(Beginning of TASK DATA)
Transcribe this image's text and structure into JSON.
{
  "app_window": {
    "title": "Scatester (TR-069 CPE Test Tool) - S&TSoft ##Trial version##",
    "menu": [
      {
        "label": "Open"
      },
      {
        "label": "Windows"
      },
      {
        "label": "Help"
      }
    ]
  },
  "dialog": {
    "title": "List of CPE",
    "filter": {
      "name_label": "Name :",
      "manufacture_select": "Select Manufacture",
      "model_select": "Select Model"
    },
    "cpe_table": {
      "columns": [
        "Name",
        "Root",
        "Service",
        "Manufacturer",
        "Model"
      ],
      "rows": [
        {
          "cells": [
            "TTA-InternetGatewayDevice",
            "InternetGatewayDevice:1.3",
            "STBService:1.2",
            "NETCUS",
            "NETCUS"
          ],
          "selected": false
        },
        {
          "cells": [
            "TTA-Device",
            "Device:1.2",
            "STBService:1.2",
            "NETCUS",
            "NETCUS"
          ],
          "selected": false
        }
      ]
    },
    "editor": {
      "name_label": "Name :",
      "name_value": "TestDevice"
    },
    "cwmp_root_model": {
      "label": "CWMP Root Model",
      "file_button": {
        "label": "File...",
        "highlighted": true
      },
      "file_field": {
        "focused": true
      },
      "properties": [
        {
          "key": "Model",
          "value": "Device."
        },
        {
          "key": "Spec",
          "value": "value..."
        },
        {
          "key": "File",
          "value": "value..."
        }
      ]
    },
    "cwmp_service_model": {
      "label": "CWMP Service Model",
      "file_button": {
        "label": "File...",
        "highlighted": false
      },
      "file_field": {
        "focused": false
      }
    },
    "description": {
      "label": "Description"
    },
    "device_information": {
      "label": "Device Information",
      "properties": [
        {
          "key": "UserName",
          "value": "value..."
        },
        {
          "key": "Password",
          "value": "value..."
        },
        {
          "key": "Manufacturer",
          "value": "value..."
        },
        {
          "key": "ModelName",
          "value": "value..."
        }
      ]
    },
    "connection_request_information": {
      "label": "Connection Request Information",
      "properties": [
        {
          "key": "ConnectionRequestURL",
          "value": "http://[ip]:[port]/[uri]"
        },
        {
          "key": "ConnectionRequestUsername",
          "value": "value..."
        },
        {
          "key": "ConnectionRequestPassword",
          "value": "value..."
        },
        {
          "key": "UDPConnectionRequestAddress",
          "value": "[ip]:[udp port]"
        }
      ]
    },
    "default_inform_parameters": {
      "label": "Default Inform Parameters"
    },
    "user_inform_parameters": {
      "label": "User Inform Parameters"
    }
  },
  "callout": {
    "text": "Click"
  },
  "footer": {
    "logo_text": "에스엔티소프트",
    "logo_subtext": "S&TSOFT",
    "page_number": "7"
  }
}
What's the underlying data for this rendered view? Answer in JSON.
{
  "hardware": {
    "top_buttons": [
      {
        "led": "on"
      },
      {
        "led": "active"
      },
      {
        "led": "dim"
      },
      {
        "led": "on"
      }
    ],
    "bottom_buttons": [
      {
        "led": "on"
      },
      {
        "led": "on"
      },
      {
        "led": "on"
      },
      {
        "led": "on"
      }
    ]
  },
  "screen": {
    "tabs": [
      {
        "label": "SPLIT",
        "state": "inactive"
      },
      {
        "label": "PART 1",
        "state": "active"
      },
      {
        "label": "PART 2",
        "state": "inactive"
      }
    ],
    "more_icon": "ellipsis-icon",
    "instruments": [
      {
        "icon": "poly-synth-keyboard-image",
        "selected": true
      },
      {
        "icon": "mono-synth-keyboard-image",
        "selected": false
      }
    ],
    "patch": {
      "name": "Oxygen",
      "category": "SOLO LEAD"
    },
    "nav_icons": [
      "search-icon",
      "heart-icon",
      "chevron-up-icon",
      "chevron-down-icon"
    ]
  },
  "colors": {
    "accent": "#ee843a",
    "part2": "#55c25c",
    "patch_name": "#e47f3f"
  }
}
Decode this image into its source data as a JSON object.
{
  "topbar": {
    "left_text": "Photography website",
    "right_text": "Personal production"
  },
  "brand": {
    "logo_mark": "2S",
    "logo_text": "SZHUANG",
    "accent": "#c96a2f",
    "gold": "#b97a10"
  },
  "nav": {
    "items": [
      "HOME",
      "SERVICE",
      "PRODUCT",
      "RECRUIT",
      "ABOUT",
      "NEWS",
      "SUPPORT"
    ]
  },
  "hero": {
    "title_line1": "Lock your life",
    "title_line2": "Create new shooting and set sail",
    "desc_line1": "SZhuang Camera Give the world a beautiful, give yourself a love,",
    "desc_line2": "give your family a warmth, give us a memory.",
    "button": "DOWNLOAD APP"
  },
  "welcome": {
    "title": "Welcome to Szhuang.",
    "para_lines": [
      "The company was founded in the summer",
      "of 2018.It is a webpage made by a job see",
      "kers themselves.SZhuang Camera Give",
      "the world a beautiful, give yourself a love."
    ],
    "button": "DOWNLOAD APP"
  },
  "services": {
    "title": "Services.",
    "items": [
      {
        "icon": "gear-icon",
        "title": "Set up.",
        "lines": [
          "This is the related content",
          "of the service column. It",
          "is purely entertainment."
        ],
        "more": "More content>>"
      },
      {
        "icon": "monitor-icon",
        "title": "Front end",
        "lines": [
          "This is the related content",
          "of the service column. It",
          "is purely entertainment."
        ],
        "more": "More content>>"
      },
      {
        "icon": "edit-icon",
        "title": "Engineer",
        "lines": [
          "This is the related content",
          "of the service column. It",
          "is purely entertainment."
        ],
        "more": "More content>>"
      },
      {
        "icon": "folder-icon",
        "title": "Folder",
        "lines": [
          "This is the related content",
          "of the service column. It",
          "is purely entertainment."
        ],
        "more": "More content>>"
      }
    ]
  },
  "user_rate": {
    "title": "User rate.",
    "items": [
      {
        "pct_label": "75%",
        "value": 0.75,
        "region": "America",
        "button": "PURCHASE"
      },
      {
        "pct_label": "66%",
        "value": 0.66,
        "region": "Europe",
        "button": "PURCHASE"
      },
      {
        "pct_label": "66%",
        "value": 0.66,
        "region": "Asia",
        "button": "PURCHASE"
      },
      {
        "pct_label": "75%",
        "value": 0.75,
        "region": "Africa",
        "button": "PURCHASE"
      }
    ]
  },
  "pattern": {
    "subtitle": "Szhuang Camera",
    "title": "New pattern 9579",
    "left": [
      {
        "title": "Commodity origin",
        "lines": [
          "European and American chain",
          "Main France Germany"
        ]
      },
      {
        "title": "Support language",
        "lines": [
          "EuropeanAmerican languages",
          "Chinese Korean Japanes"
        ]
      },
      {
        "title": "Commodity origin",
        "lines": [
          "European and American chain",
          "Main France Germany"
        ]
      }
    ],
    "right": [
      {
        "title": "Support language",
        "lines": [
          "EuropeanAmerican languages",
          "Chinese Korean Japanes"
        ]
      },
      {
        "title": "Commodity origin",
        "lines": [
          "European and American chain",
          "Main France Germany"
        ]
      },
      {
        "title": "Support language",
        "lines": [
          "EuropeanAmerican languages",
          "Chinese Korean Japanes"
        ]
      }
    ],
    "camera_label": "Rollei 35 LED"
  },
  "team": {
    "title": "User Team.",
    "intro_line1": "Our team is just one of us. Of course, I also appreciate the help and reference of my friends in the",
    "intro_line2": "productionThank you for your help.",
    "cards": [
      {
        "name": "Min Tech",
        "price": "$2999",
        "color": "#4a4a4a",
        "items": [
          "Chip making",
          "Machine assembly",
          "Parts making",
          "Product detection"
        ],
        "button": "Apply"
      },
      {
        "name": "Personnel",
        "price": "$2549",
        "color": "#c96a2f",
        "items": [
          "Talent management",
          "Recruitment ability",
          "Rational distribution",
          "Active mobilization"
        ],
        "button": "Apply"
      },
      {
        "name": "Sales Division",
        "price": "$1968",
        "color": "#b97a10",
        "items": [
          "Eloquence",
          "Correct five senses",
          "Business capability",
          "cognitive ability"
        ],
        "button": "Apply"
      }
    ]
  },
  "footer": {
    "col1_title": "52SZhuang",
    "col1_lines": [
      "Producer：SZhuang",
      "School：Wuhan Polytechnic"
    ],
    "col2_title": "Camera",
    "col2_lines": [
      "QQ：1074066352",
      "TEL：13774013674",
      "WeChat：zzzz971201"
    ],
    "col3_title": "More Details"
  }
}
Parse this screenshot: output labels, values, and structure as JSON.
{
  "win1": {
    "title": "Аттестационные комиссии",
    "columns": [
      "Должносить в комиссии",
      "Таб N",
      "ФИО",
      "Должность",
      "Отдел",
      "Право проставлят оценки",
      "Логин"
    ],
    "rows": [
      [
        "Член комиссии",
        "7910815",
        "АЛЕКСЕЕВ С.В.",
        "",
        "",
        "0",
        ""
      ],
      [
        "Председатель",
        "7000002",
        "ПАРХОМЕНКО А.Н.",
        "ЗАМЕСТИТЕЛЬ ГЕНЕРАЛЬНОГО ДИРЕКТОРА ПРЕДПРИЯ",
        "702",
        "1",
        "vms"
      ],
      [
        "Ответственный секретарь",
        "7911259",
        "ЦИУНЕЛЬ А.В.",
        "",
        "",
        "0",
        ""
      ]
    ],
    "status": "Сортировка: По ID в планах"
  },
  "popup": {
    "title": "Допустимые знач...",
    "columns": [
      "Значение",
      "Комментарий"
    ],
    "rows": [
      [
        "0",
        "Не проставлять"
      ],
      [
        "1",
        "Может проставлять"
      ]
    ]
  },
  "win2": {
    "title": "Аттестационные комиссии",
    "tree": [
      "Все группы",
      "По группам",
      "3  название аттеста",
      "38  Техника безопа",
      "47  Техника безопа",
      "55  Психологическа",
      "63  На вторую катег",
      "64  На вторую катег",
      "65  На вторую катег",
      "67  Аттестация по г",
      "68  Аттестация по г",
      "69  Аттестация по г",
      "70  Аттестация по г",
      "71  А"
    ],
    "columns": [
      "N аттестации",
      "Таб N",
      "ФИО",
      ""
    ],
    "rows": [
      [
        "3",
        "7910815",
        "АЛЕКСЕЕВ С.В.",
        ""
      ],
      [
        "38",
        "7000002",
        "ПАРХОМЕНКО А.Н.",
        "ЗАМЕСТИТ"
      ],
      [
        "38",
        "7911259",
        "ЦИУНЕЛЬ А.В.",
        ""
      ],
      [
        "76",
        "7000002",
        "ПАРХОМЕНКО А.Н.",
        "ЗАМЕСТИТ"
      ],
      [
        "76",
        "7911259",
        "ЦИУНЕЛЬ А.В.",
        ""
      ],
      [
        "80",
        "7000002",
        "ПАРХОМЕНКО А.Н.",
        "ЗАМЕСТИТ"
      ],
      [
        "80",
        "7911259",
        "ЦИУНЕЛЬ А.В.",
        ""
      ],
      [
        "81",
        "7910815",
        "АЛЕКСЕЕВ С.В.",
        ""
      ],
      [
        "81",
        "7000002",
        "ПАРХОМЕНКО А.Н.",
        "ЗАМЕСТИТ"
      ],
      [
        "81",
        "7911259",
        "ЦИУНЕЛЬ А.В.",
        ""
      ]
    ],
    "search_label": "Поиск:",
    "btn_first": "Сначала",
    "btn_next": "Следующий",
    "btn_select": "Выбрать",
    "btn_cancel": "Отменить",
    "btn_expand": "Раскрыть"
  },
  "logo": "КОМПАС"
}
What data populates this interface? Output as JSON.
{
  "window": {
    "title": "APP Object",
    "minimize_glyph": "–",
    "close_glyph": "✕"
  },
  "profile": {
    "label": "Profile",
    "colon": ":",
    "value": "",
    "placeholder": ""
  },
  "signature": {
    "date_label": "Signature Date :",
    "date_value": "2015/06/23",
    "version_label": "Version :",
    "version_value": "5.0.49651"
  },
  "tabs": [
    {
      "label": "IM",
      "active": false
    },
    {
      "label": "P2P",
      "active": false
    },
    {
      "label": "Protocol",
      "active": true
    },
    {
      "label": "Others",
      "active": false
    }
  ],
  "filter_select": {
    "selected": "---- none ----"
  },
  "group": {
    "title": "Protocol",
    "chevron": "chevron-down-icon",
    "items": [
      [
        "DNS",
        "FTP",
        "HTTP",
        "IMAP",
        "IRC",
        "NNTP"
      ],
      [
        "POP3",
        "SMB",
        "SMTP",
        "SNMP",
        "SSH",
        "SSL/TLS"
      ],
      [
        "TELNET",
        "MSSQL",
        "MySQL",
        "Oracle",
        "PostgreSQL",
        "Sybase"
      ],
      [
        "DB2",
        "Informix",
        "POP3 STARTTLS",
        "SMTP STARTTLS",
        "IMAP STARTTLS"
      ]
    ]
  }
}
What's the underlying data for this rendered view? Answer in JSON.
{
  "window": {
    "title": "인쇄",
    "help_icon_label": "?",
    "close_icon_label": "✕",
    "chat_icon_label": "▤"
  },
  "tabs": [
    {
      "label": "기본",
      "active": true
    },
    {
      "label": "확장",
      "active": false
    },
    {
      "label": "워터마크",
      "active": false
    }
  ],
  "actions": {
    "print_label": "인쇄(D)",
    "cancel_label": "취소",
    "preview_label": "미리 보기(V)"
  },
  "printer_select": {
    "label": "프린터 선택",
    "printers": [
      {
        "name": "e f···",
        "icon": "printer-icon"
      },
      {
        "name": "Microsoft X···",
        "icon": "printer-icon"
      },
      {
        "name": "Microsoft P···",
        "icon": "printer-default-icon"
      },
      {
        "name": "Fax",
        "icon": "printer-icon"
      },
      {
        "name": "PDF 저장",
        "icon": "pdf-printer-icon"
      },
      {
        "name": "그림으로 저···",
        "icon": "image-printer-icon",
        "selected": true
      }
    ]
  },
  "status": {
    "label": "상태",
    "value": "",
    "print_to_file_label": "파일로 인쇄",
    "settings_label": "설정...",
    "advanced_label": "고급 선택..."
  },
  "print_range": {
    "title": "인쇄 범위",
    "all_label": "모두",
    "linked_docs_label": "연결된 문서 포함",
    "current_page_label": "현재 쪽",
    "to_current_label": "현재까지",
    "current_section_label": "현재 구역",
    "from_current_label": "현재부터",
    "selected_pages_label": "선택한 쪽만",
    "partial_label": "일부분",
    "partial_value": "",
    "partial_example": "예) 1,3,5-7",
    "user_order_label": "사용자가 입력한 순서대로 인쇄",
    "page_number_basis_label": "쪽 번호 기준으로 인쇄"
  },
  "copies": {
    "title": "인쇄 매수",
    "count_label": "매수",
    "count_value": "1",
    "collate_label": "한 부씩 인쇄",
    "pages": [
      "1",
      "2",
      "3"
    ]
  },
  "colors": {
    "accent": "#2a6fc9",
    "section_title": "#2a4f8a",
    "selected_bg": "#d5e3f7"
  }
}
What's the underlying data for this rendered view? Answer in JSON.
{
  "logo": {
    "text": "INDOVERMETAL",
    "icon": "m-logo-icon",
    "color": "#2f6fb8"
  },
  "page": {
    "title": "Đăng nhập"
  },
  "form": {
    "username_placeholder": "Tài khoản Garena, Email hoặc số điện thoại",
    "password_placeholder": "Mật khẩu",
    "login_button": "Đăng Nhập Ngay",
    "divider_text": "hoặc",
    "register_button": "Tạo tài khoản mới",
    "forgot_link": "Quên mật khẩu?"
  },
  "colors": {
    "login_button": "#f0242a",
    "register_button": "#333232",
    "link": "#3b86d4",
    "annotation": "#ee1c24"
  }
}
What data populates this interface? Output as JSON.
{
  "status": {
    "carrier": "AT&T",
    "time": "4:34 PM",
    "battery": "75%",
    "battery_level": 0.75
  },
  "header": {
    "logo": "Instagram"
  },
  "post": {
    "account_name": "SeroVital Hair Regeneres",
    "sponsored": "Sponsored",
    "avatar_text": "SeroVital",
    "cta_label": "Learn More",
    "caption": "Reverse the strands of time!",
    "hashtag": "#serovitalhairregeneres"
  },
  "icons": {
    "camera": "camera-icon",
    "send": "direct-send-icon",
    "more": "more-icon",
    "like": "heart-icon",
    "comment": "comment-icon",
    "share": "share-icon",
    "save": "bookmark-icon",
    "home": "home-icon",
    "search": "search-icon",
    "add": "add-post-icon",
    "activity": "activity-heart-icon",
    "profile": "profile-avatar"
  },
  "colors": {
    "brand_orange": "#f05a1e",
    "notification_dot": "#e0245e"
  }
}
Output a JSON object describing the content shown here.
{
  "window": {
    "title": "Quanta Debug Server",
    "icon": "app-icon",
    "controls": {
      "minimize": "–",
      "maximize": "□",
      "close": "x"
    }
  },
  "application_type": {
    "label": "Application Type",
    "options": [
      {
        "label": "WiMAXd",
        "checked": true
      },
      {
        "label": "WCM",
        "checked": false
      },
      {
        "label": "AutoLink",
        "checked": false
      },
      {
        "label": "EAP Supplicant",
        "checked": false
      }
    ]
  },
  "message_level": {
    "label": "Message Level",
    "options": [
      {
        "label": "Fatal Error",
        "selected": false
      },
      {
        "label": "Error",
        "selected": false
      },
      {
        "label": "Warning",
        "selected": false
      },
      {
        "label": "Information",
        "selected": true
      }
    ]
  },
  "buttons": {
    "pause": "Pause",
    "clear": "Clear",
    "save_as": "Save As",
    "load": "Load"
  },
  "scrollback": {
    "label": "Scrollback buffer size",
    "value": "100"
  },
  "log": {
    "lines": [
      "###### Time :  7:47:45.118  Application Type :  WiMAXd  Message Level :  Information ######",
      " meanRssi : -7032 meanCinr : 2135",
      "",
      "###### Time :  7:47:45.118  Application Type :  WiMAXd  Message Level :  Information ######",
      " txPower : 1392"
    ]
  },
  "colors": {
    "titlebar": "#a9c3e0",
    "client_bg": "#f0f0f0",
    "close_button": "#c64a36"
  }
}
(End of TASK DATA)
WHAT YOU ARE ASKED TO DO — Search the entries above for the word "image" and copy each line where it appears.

RESULT FOR THIS EXERCISE —
Transcribe this image's text and structure into JSON.
        "icon": "poly-synth-keyboard-image",
        "icon": "mono-synth-keyboard-image",
Decode this image into its source data as a JSON object.
        "icon": "image-printer-icon",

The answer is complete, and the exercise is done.